Insects of Britain and Ireland: the families of Hymenoptera
Adults minute to small. Solitary insects.
Head. Antennal segments 10 (males), or 13 (females). Antennae inserted above the lower margins of the eyes (inserted high on the forwardly pointing face); geniculate.
Thorax. Pronotum short, not extending back to the tegulae. Cenchri absent. Wings present, or absent (females, the sexes looking very dissimilar). Fore-wings with a conspicuous pterostigma; with the venation well developed (but reduced apically). Closed fore-wing cells 6–10. Hind-wings without closed cells. Fore femur dilated, or not noticeably dilated. Hind femur without a well defined trochantellus. Hind tibiae with spurs specialised for a cleaning rôle (?).
Abdomen. The abdomen with a marked basal constriction; long petiolate, or short-waisted (female). The waist simple. Visible abdominal segments 7. Ovipositor of females not visibly protruding; modified as a retractable sting.
Larvae. Larvae legless or the legs vestigial; parasitic on hosts selected by the mother (perhaps ectoparasites, the hosts unknown?).
British representation. Species in Britain 2; Embolemus.
Classification. Suborder Apocrita; Series Aculeata; Superfamily Chrysidoidea (sometimes referred to the superfamily Bethyloidea).
To view the illustrations with detailed captions, go to the interactive key. This also offers full and partial descriptions, diagnostic descriptions, differences and similarities between taxa, lists of taxa exhibiting or lacking specified attributes, and distributions of character states within any set of taxa.

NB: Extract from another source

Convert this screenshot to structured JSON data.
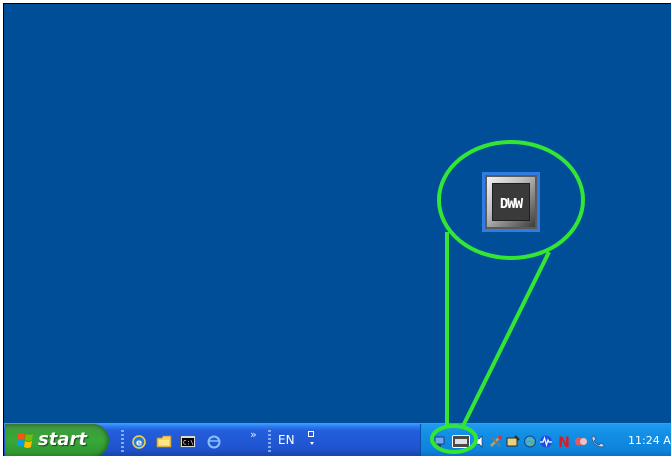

Cite this publication as: ‘Watson, L., and Dallwitz, M.J. 2003 onwards. Insects of Britain and Ireland: the families of Hymenoptera. Version: 16th May 2016. delta-intkey.com’.